1University of Bonn, Department of Economics and Agricultural Policy, Germany. Nussallee 21, 53119, Bonn Germany.
2University of Bonn, Department of Geography, Germany, Walter Flex Str. 3, 53113, Bonn, Germany.

*Corresponding Author Email:guuroh@yahoo.co.uk
Tel.:+4917627759569

 Abstract

Rural non-farm activities play an important role in providing supplementary employment to small and marginal farm households thus reducing income inequalities and rural-urban migration. The rural non-farm sector has the potential to absorb a growing rural labor force, contribute to national income growth, and promote more equitable distribution of income. The objective of this paper is to review existing literature on the rural non-farm sector and assess the sector’s contribution to rural development. The study covers the entire nation of Uganda and is mainly based on the review of existing literature.
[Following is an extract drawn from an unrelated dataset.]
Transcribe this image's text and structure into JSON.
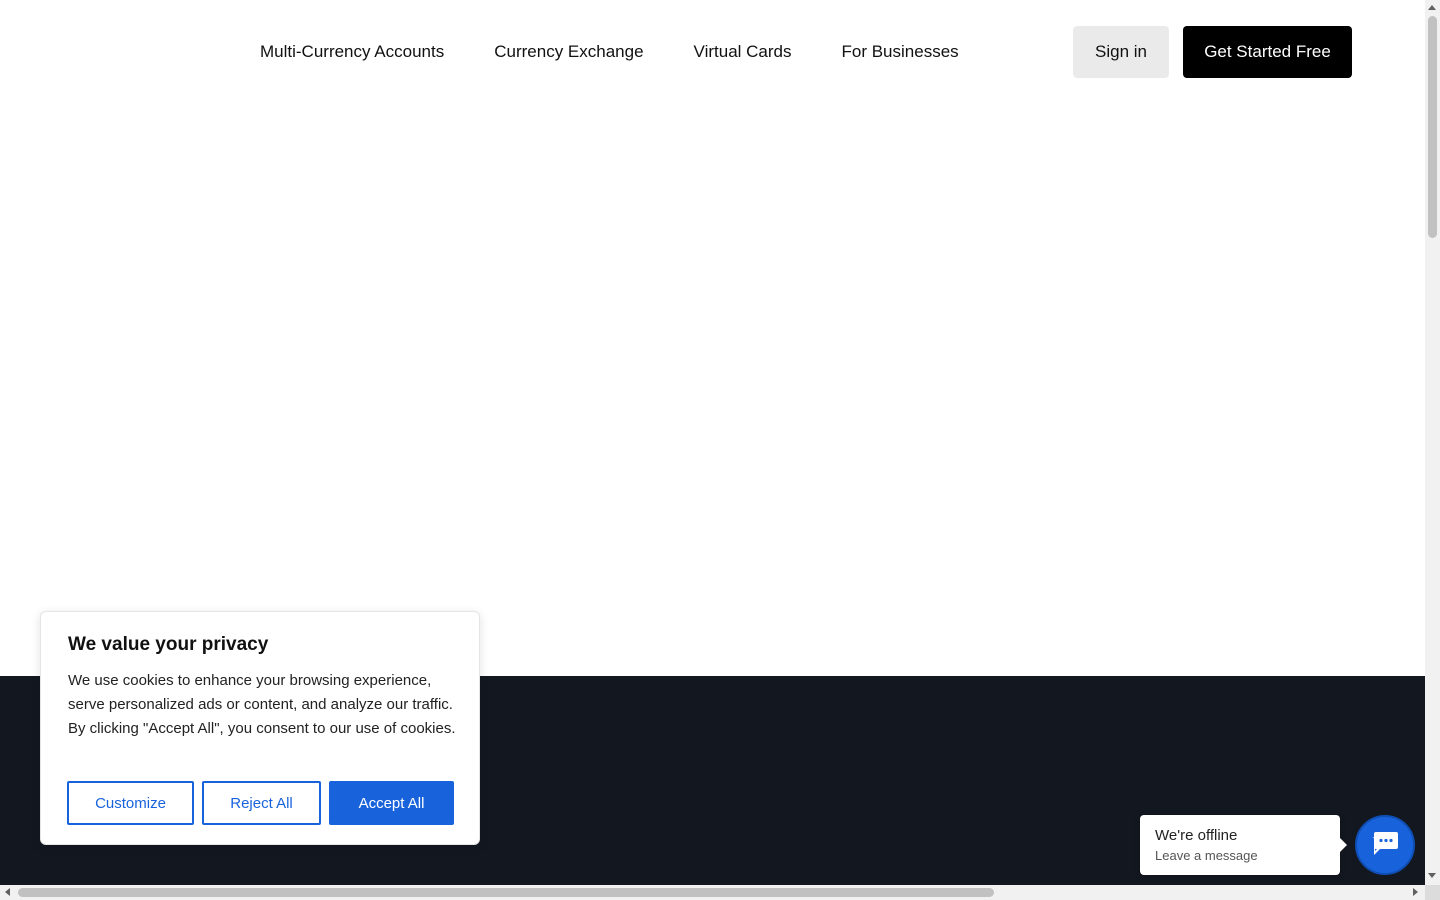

A desk study was conducted focusing on government policies, as well as the national development plan. In addition, academic journals, related case studies and some text books were used during the development of this paper. In Uganda, agriculture contributes less than 25% of GDP. Complex interactions between social, economic and ecological factors might cause a further reduction and this could make non-farm income sources even more important. Research findings in Uganda show that 58% of the people working outside agriculture are in the non-farm sector and there are suggestions that non-farm income could lead to higher agricultural incomes. The rural non-farm sector must incorporate the dynamic dimensions of self-sustaining growth. The success of a strategy of rural industrialization would therefore, depend on its ability to generate income. This could be achieved through appropriate savings and investment decisions of agents involved with respect to the internal surpluses of rural non-farm activities; but it could also be met if the local multiplier created by the activity leads to an increase in investment on the part of agents other than those directly involved in the initial activity.

Key words: Rural, non-farm sector, industrialization, development, enterprises


Key words:


Kazungu and Guuroh